"An insurance contract is a detailed and complex instrument, drafted by expert legal counsel, standardized and presented in mass-produced form and delivered to the applicant for acceptance, normally without benefit of legal counsel on his part. It has been called a `contract of adhesion' for the reason that the insured is expected to `adhere' to it as it is, with little or no choice as to its terms.... "Coupled with this situation is the recognized fact that rarely, if ever, does an insured read his insurance contract, although the law has said, with reference to contracts generally, that a party is bound by what the instrument says, though ignorant of its terms. In fact, realistically, even if the insured had the inclination to attempt to read the policy, I doubt that he would gain much more knowledge than he previously had because of the technical language he would encounter. I doubt that most lawyers or even judges *300 (who say one is presumed to have read his insurance policy) ever read them."

I fail to understand how a group insurer can praise the advantages of this type of policy, and yet defend against a claim such as here, with the contention that he had no duty to inform his insured of cancellation. Admittedly, this could become a cumbersome procedure and might foreseeably necessitate rate adjustments. However, some detriment accompanies most advantages and I cannot believe that mere convenience should outweigh the rights of the individuals involved.

It is my opinion that the insured had a vested interest in the protection for which she paid, at least to the extent that she could not be divested of all protection without the benefit of adequate notice.

I also have grave doubts concerning the cancellation of this policy and, indeed, whether or not it was actually cancelled.

I call attention to the testimony of Edward Sparkowitz:

"I called the South Bend Office of Prudential and spoke with the manager. I told him I would like to drop this group policy and he said he would have to go through the Chicago Office and send a form for the employees to sign. "He said it couldn't be terminated through him. I did not receive a form for the employees to sign. I called them again and they said no form had come through. There were times when I only talked to girls on the phone at the office and I spoke to a new manager, Kruger. This could have been in April. He said that he just started, didn't know much about it, would look into it and let me know. I think I called on May 5, 1961. "I talked to them later, that they would have to sign a paper from Prudential. I talked to Mrs. Lancaster before the January phone call. I don't remember if she replied. I kept deducting from each employee's pay, waiting until papers came. "I don't know what day the policy was cancelled. *301 "I had conference with everyone about the termination. I was told by Prudential that I was liable for the money deducted. I still haven't received the form."

We also have testimony given by Emily Schang, witness for The Prudential, and office supervisor for the Northern Indiana Agency for Prudential.

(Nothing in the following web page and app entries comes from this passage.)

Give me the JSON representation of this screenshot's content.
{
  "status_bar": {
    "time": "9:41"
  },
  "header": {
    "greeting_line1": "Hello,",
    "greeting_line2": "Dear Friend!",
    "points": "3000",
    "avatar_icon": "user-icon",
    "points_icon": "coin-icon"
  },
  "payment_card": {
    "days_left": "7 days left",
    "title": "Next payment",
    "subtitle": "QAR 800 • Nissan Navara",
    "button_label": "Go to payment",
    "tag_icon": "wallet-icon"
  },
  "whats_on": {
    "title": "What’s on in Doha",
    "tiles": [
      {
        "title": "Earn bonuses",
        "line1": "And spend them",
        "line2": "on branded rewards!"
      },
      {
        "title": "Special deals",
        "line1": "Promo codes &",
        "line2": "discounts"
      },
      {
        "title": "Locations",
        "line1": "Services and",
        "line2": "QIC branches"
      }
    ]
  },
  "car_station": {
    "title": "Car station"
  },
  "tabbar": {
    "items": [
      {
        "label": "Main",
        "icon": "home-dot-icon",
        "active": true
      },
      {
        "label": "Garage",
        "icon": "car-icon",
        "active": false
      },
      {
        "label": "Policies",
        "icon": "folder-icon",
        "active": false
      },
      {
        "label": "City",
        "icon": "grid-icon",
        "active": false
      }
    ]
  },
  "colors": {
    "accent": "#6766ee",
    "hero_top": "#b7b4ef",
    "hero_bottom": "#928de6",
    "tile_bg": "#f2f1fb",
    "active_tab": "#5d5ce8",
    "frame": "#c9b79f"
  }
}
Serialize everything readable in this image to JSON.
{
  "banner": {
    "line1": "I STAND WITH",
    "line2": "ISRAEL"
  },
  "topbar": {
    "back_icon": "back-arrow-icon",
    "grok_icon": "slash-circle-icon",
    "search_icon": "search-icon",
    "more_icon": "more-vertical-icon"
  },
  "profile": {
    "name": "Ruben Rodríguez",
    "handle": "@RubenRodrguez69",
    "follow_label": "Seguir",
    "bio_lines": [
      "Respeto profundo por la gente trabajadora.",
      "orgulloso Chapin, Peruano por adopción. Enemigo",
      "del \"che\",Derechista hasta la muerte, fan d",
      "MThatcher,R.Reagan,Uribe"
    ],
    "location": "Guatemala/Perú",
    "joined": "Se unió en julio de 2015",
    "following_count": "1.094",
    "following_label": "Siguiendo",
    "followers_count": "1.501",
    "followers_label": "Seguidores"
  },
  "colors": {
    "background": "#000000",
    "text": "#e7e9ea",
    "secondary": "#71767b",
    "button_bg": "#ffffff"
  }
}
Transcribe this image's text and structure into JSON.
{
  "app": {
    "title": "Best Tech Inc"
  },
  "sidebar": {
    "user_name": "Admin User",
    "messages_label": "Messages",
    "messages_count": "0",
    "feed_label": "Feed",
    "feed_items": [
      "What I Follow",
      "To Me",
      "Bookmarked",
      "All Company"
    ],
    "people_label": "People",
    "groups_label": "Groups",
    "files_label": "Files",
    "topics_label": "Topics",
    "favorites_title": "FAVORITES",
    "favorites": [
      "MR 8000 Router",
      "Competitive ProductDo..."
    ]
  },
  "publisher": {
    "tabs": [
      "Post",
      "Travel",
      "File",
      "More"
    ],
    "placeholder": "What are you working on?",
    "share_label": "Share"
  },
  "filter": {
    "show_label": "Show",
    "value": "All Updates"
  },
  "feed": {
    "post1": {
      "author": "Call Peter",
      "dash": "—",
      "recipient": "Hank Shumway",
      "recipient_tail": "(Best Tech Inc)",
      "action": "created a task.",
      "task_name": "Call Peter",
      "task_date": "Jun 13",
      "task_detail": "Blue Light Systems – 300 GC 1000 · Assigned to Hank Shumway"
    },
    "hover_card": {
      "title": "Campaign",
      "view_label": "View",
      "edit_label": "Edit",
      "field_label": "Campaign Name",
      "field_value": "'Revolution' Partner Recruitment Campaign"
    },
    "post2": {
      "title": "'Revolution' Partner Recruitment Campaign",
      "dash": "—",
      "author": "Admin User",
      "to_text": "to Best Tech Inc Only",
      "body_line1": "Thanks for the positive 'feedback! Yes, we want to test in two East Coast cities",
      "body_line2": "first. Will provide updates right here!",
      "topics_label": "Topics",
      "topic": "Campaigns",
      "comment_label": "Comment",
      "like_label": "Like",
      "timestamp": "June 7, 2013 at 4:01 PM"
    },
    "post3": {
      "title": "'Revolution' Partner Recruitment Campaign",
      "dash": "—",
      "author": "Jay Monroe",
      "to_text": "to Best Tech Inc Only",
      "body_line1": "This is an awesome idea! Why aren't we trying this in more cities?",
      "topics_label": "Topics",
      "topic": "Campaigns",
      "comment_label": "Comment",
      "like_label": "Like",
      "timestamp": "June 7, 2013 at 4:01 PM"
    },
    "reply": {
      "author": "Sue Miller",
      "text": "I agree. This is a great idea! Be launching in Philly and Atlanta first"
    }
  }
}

"When a case is lapsed, we carry it in a D.S.P. Account as arrears, and if it doesn't clear it is carried in arrears and taken out of our account. It's a bookkeeping transaction. We do not carry the account for a month, the premiums are due the first. It is carried to balance the account arrearage until something comes from Home Office. "We can't strike one of these off our records for purposes of accounting until the form comes from the Home Office. Nothing was sent to Mr. Sparkowitz on 4/10/61. Nothing went to Mrs. Lancaster. Prudential had no contact with Mrs. Lancaster in regard to the lapse. Employment Security Programs are a substantial volume of the business at Prudential. "This case was transferred from the LaSalle Agency. It was not belated because we didn't want to accept responsibility of cancellation. We try to conserve all of our business."

It appears from the above statements that there was slip shod bookkeeping in this matter from beginning to end, which does little credit to the appellant here. In my opinion there is considerable doubt as to the day of cancellation or whether the Home Office actually did cancel.

The only evidence appearing in the record on this score is a letter written to the assured, Sparkowitz, by a minor functionary, a bookkeeper in an agency office.

I would affirm.

NOTE. Reported in 219 N.E.2d 607.